■ Problem
As you print the data below, keep every line exactly as it is and leave the images behind.

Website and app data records
((

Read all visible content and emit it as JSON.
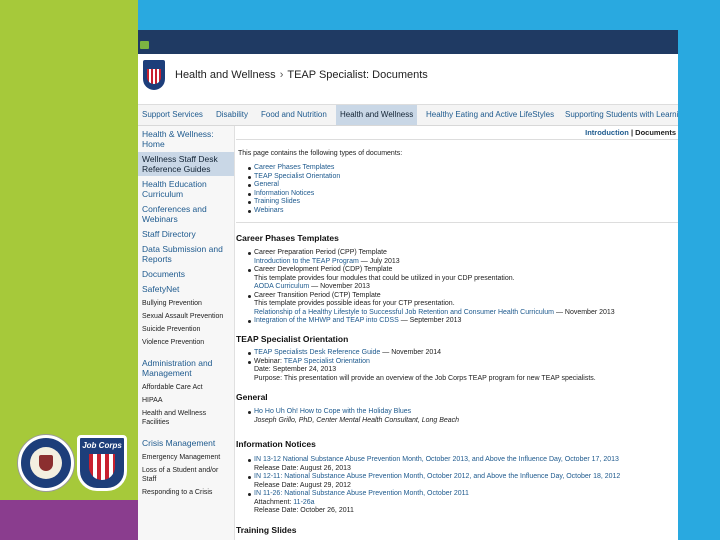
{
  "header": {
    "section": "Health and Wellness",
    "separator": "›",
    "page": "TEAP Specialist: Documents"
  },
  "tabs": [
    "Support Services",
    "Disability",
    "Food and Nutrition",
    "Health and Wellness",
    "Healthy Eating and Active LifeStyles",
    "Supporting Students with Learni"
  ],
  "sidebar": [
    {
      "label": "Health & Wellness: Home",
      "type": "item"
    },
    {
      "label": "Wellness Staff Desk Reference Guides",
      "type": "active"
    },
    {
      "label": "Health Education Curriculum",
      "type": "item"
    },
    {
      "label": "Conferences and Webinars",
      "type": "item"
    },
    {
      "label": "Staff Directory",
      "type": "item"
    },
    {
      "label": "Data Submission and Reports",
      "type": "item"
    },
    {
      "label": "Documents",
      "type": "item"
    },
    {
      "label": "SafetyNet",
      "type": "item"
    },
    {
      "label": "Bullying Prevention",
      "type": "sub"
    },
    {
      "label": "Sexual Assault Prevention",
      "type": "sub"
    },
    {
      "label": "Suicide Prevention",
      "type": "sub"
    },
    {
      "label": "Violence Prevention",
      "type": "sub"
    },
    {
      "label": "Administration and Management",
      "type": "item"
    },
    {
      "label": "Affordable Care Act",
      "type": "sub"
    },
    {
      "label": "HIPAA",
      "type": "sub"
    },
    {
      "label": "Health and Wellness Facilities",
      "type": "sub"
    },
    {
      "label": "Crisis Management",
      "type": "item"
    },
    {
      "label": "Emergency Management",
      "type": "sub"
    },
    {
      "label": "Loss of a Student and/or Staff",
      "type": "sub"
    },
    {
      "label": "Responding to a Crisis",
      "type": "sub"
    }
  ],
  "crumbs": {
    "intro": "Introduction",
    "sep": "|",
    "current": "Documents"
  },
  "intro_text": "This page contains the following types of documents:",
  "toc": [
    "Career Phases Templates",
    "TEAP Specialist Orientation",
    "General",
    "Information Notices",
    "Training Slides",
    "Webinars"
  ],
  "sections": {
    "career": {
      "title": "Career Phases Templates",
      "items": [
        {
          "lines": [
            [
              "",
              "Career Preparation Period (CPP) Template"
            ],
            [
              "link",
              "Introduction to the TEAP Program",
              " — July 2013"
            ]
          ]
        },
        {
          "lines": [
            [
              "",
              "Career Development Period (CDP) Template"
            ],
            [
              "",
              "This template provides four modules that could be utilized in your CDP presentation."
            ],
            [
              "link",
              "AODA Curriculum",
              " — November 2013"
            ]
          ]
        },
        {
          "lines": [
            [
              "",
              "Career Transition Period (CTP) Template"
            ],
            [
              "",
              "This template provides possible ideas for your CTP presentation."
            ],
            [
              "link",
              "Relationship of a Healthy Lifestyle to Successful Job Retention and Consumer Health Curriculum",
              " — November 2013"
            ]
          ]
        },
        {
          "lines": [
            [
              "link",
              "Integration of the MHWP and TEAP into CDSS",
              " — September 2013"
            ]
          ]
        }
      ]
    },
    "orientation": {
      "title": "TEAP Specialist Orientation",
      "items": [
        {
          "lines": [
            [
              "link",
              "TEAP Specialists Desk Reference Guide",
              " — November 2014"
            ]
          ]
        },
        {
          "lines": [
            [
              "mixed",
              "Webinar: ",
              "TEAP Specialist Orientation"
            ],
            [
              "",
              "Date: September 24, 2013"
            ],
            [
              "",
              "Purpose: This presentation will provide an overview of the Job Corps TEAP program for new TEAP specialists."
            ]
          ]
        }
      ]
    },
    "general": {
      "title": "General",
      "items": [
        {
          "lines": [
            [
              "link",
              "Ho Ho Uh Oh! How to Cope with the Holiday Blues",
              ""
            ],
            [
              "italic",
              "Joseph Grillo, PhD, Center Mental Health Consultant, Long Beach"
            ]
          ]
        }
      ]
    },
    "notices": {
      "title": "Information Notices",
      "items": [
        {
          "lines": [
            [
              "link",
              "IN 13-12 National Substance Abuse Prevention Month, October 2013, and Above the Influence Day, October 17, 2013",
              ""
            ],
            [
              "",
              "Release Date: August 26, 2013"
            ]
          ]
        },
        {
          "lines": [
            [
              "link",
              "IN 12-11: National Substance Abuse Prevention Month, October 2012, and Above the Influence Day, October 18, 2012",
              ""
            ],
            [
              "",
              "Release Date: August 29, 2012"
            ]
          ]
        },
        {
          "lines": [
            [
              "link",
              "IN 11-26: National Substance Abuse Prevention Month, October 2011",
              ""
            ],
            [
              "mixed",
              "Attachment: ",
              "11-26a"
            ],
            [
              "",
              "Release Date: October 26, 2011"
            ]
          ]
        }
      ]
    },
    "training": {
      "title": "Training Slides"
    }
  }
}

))

■ Answer to the exercise
Read all visible content and emit it as JSON.
{
  "header": {
    "section": "Health and Wellness",
    "separator": "›",
    "page": "TEAP Specialist: Documents"
  },
  "tabs": [
    "Support Services",
    "Disability",
    "Food and Nutrition",
    "Health and Wellness",
    "Healthy Eating and Active LifeStyles",
    "Supporting Students with Learni"
  ],
  "sidebar": [
    {
      "label": "Health & Wellness: Home",
      "type": "item"
    },
    {
      "label": "Wellness Staff Desk Reference Guides",
      "type": "active"
    },
    {
      "label": "Health Education Curriculum",
      "type": "item"
    },
    {
      "label": "Conferences and Webinars",
      "type": "item"
    },
    {
      "label": "Staff Directory",
      "type": "item"
    },
    {
      "label": "Data Submission and Reports",
      "type": "item"
    },
    {
      "label": "Documents",
      "type": "item"
    },
    {
      "label": "SafetyNet",
      "type": "item"
    },
    {
      "label": "Bullying Prevention",
      "type": "sub"
    },
    {
      "label": "Sexual Assault Prevention",
      "type": "sub"
    },
    {
      "label": "Suicide Prevention",
      "type": "sub"
    },
    {
      "label": "Violence Prevention",
      "type": "sub"
    },
    {
      "label": "Administration and Management",
      "type": "item"
    },
    {
      "label": "Affordable Care Act",
      "type": "sub"
    },
    {
      "label": "HIPAA",
      "type": "sub"
    },
    {
      "label": "Health and Wellness Facilities",
      "type": "sub"
    },
    {
      "label": "Crisis Management",
      "type": "item"
    },
    {
      "label": "Emergency Management",
      "type": "sub"
    },
    {
      "label": "Loss of a Student and/or Staff",
      "type": "sub"
    },
    {
      "label": "Responding to a Crisis",
      "type": "sub"
    }
  ],
  "crumbs": {
    "intro": "Introduction",
    "sep": "|",
    "current": "Documents"
  },
  "intro_text": "This page contains the following types of documents:",
  "toc": [
    "Career Phases Templates",
    "TEAP Specialist Orientation",
    "General",
    "Information Notices",
    "Training Slides",
    "Webinars"
  ],
  "sections": {
    "career": {
      "title": "Career Phases Templates",
      "items": [
        {
          "lines": [
            [
              "",
              "Career Preparation Period (CPP) Template"
            ],
            [
              "link",
              "Introduction to the TEAP Program",
              " — July 2013"
            ]
          ]
        },
        {
          "lines": [
            [
              "",
              "Career Development Period (CDP) Template"
            ],
            [
              "",
              "This template provides four modules that could be utilized in your CDP presentation."
            ],
            [
              "link",
              "AODA Curriculum",
              " — November 2013"
            ]
          ]
        },
        {
          "lines": [
            [
              "",
              "Career Transition Period (CTP) Template"
            ],
            [
              "",
              "This template provides possible ideas for your CTP presentation."
            ],
            [
              "link",
              "Relationship of a Healthy Lifestyle to Successful Job Retention and Consumer Health Curriculum",
              " — November 2013"
            ]
          ]
        },
        {
          "lines": [
            [
              "link",
              "Integration of the MHWP and TEAP into CDSS",
              " — September 2013"
            ]
          ]
        }
      ]
    },
    "orientation": {
      "title": "TEAP Specialist Orientation",
      "items": [
        {
          "lines": [
            [
              "link",
              "TEAP Specialists Desk Reference Guide",
              " — November 2014"
            ]
          ]
        },
        {
          "lines": [
            [
              "mixed",
              "Webinar: ",
              "TEAP Specialist Orientation"
            ],
            [
              "",
              "Date: September 24, 2013"
            ],
            [
              "",
              "Purpose: This presentation will provide an overview of the Job Corps TEAP program for new TEAP specialists."
            ]
          ]
        }
      ]
    },
    "general": {
      "title": "General",
      "items": [
        {
          "lines": [
            [
              "link",
              "Ho Ho Uh Oh! How to Cope with the Holiday Blues",
              ""
            ],
            [
              "italic",
              "Joseph Grillo, PhD, Center Mental Health Consultant, Long Beach"
            ]
          ]
        }
      ]
    },
    "notices": {
      "title": "Information Notices",
      "items": [
        {
          "lines": [
            [
              "link",
              "IN 13-12 National Substance Abuse Prevention Month, October 2013, and Above the Influence Day, October 17, 2013",
              ""
            ],
            [
              "",
              "Release Date: August 26, 2013"
            ]
          ]
        },
        {
          "lines": [
            [
              "link",
              "IN 12-11: National Substance Abuse Prevention Month, October 2012, and Above the Influence Day, October 18, 2012",
              ""
            ],
            [
              "",
              "Release Date: August 29, 2012"
            ]
          ]
        },
        {
          "lines": [
            [
              "link",
              "IN 11-26: National Substance Abuse Prevention Month, October 2011",
              ""
            ],
            [
              "mixed",
              "Attachment: ",
              "11-26a"
            ],
            [
              "",
              "Release Date: October 26, 2011"
            ]
          ]
        }
      ]
    },
    "training": {
      "title": "Training Slides"
    }
  }
}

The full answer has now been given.